Energy derives from both the plus and negative. (to quote Metallica)

I pointed out a flaw in your statement that "EVs have batteries good for 10 years." If they did, manufacturers would warranty them as such. They don't. Promises that they might are just that. Just because a company's PR arm says it doesn't mean it's to be.

Rob (not verified)    March 17, 2012 - 1:36AM

In reply to by Aaron Turpen

No one warranties products for their expected lifespan you always warranty them for 20-30% less than the predicted lifespan otherwise you end up replacing near 50% of the products under warranty because failure will be normally distributed around an average. Just like PR claims warranties are a business concept not a technical one, I see no reason why you would so readily dismiss PR claims but place so much emphasis on warranties.

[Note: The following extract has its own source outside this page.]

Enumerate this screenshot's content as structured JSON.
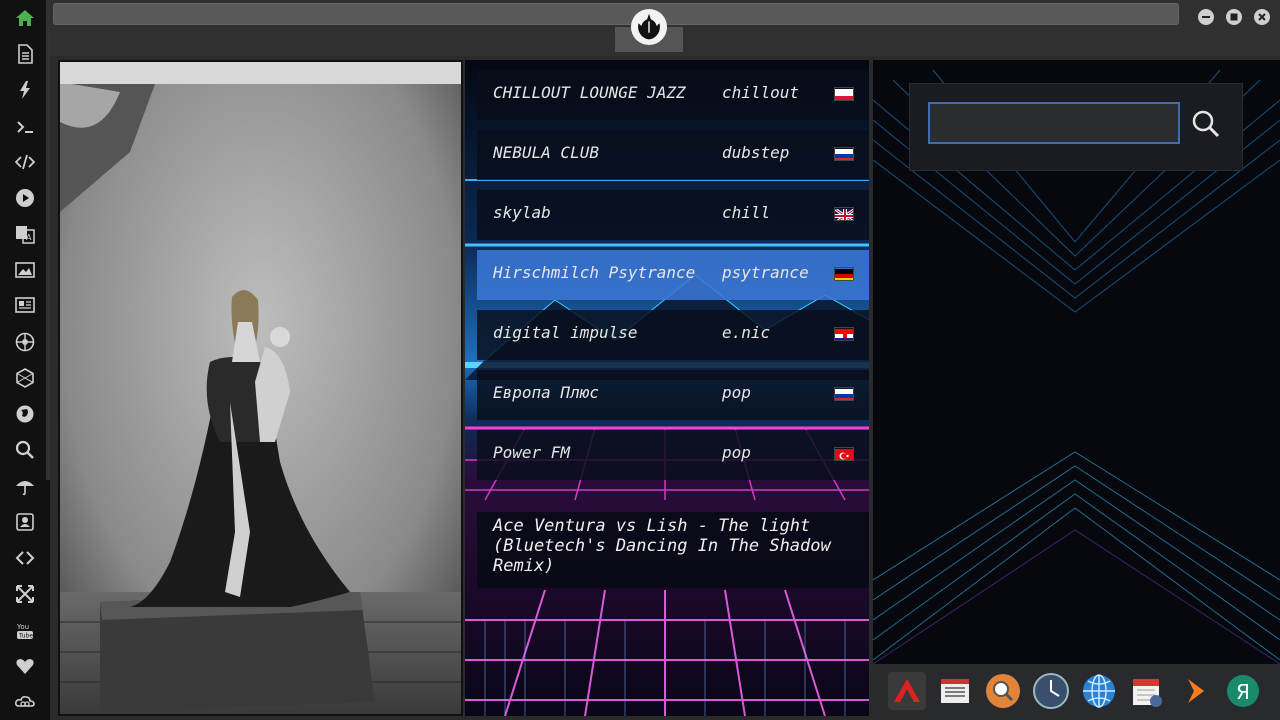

Aaron Turpen    March 17, 2012 - 2:57AM

In reply to by Rob (not verified)

Your statement: "No one warranties products for their expected lifespan you always warranty them for 20-30% less than the predicted lifespan otherwise you end up replacing near 50% of the products under warranty"

Which says that half of the batteries will not reach their "expected lifespan." Thus proving my point, which is that batteries are not warranted for 10 years because THAT IS NOT THEIR EXPECTED LIFESPAN.

Rob (not verified)    March 17, 2012 - 4:15AM

In reply to by Aaron Turpen

Completely missed the point. What I said is, so companies don't have to replace excessive products under warranty they set the warranty period 20-30% Below the expected lifespan to provide a buffer, therefore the fact that that they have warrantied the batteries for 8 years suggests they expect the lifespan is 20-30% higher ie about 10 years.

Aaron Turpen    March 17, 2012 - 4:26AM

In reply to by Rob (not verified)

I didn't miss your point, I just saw that you refuted it with your own statement that was meant to prove it. If half the batteries will not be expected to make their "expected lifespan", then that cannot be their expected lifespan.

All you've proven is that you believe that warranties are 20-30% less than the expected lifespan, but your own statement says that this cannot be the case because they lower the warranty age by 20-30% in order to provide a buffer so they won't have to replace half the products covered.

So... by your logic, they expect batteries to fail under warranty, so they lower the duration of the warranty so they can add an additional 20-30% of the batteries not failing under warranty, thus beating the halfway point and padding themselves enough that only 20-30% of those batteries will likely fail instead. Somehow, that's construed to mean that the manufacturer gives an life expectancy to the batteries of 10 years, despite the obvious: if 50% of the batteries are going to fail at 10 years, it's hardly conceivable to call that their "expected lifespan."

You wouldn't happen to be running for office or working on Wall Street, would you?